URI Mechanical Engineering Projects -- Dynamics

Engineering Academy of Southern New England
University of Rhode Island -- Mechanical Engineering Projects

Conveyer System Design

Develop and apply a design tool using Working Model to evaluate the effect of friction in the design of part of a conveyer system.

Instructional Objectives
Application of Newton's Second Law to a practical engineering problem. Learning several Working Model features including modeling of friction, defining controls, defining friction, contact and gravitational force vectors, defining frames of reference, use of grid snap and rotation tools.

A classical dynamics textbook problem involves the acceleration or deceleration of blocks sliding down planes with friction between the block and the plane. One application of this type of analysis is in conveyer systems where friction is used to control the velocity of components sliding down inclined planes. When high velocities are desired, rollers are used which can be modeled as planes with zero friction. If the velocity is to remain low or if the component is to come to a stop during sliding, the designer can increase the friction coefficient to obtain the desired results.

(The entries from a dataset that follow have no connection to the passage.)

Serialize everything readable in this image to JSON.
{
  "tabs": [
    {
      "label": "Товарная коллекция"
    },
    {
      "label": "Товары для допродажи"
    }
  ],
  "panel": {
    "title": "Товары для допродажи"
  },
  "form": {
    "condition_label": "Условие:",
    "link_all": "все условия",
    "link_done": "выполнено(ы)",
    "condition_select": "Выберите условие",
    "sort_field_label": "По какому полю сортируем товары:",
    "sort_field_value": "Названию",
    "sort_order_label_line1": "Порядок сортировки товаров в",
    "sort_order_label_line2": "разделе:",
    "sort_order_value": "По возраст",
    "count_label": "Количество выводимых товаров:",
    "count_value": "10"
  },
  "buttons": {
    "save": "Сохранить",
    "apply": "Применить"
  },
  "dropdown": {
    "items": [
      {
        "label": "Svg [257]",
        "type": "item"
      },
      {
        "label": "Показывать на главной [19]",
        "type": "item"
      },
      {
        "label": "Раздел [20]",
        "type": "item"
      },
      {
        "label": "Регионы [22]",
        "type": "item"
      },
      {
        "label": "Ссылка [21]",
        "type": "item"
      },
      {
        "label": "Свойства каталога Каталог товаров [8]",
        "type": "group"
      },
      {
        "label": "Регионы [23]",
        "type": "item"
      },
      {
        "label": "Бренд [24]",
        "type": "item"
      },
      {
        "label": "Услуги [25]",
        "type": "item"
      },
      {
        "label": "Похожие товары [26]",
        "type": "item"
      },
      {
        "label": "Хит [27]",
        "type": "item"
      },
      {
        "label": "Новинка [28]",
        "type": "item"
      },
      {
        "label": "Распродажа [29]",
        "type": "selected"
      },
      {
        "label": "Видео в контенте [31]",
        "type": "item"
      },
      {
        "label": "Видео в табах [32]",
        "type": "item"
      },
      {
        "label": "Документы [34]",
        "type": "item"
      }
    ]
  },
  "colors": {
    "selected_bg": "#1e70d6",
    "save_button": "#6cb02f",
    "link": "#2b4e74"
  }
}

In this assignment, a Working Model simulation will be developed which will allow a designer to easily vary the kinetic friction coefficient. Recall that during sliding, the frictional force generated is proportional to the normal force between the block and the inclined plane

where µk is the coefficient of kinetic friction. According to Newton's Second Law, if we define the x-direction to be parallel to the inclined plane and the y- direction to be normal to the plane, with ay=0

With the free body diagram

the equations of motion become

Solving for the acceleration in the x-direction yields

Note that µk=tan Ø yields the acceleration ax=0. Values of µk > tan Ø result in deceleration of the box and values of µk < tan Ø result in acceleration of the box.

In this exercise, the objective is apply this analysis to an inclined plane at the end of a conveyer belt as shown below. The goal is to bring the box to a full stop near the end of the inclined plane. Furthermore, we'd like to minimize the time required to travel from the top of the plane to the final resting point. To achieve this result, we can vary the friction coefficient along the length of the inclined plane.

Your assignment is to create a Working Model simulation of the inclined plane with up to five segments of equal length. The box must come to a full stop somewhere in the final (fifth) segment of the inclined plane. The coefficient of kinetic friction between the box and each segment can vary between 0 and 0.25. The coefficient of static friction is assumed to be greater than 0.25, yielding no sliding once the box comes to a full stop. Hint: to minimize the time required, allow the box to accelerate near the top of the inclined plane and then decelerate to a stop near the bottom. Do not allow the box to slide off the end of the inclined plane.

To be turned in: